BEGIN
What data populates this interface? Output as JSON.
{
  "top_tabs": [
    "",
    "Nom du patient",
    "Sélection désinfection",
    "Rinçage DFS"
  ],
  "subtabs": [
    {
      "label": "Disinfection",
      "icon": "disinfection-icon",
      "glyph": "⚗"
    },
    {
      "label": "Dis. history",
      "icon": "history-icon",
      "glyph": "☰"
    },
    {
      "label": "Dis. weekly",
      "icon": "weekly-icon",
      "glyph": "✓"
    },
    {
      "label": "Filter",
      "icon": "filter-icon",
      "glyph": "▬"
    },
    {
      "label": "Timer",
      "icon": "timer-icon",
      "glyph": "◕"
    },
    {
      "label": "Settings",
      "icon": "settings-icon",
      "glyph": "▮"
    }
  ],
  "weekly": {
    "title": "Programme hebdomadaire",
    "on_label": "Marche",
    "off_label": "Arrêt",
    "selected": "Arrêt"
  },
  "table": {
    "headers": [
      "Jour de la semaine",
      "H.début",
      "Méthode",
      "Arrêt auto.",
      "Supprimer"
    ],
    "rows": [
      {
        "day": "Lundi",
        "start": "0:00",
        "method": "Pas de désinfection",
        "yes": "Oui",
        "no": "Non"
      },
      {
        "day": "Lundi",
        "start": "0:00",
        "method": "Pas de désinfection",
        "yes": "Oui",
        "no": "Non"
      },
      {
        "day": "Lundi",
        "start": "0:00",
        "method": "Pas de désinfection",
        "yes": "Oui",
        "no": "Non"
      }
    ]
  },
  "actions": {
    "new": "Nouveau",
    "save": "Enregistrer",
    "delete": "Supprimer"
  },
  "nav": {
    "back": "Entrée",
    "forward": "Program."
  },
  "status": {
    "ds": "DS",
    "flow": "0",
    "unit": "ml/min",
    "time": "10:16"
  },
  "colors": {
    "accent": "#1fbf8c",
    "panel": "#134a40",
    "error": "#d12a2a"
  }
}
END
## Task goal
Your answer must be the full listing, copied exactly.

## Answer section
What data populates this interface? Output as JSON.
{
  "top_tabs": [
    "",
    "Nom du patient",
    "Sélection désinfection",
    "Rinçage DFS"
  ],
  "subtabs": [
    {
      "label": "Disinfection",
      "icon": "disinfection-icon",
      "glyph": "⚗"
    },
    {
      "label": "Dis. history",
      "icon": "history-icon",
      "glyph": "☰"
    },
    {
      "label": "Dis. weekly",
      "icon": "weekly-icon",
      "glyph": "✓"
    },
    {
      "label": "Filter",
      "icon": "filter-icon",
      "glyph": "▬"
    },
    {
      "label": "Timer",
      "icon": "timer-icon",
      "glyph": "◕"
    },
    {
      "label": "Settings",
      "icon": "settings-icon",
      "glyph": "▮"
    }
  ],
  "weekly": {
    "title": "Programme hebdomadaire",
    "on_label": "Marche",
    "off_label": "Arrêt",
    "selected": "Arrêt"
  },
  "table": {
    "headers": [
      "Jour de la semaine",
      "H.début",
      "Méthode",
      "Arrêt auto.",
      "Supprimer"
    ],
    "rows": [
      {
        "day": "Lundi",
        "start": "0:00",
        "method": "Pas de désinfection",
        "yes": "Oui",
        "no": "Non"
      },
      {
        "day": "Lundi",
        "start": "0:00",
        "method": "Pas de désinfection",
        "yes": "Oui",
        "no": "Non"
      },
      {
        "day": "Lundi",
        "start": "0:00",
        "method": "Pas de désinfection",
        "yes": "Oui",
        "no": "Non"
      }
    ]
  },
  "actions": {
    "new": "Nouveau",
    "save": "Enregistrer",
    "delete": "Supprimer"
  },
  "nav": {
    "back": "Entrée",
    "forward": "Program."
  },
  "status": {
    "ds": "DS",
    "flow": "0",
    "unit": "ml/min",
    "time": "10:16"
  },
  "colors": {
    "accent": "#1fbf8c",
    "panel": "#134a40",
    "error": "#d12a2a"
  }
}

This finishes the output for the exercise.